*Record set*
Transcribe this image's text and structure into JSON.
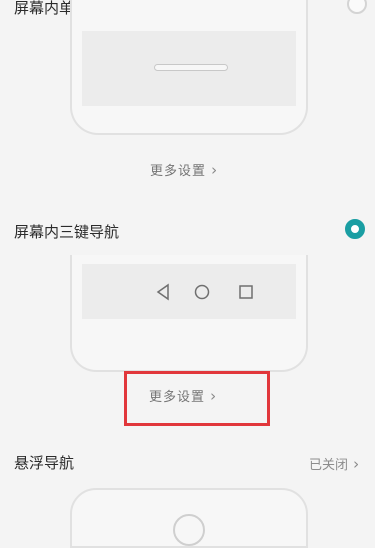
{
  "options": [
    {
      "title": "屏幕内单键导航",
      "selected": false,
      "more_label": "更多设置"
    },
    {
      "title": "屏幕内三键导航",
      "selected": true,
      "more_label": "更多设置"
    },
    {
      "title": "悬浮导航",
      "status": "已关闭"
    }
  ],
  "colors": {
    "accent": "#1a9ea3",
    "highlight": "#e1373b"
  },
  "icons": {
    "chevron": "›"
  }
}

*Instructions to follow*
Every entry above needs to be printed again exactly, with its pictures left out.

*Exercise answer*
Transcribe this image's text and structure into JSON.
{
  "options": [
    {
      "title": "屏幕内单键导航",
      "selected": false,
      "more_label": "更多设置"
    },
    {
      "title": "屏幕内三键导航",
      "selected": true,
      "more_label": "更多设置"
    },
    {
      "title": "悬浮导航",
      "status": "已关闭"
    }
  ],
  "colors": {
    "accent": "#1a9ea3",
    "highlight": "#e1373b"
  },
  "icons": {
    "chevron": "›"
  }
}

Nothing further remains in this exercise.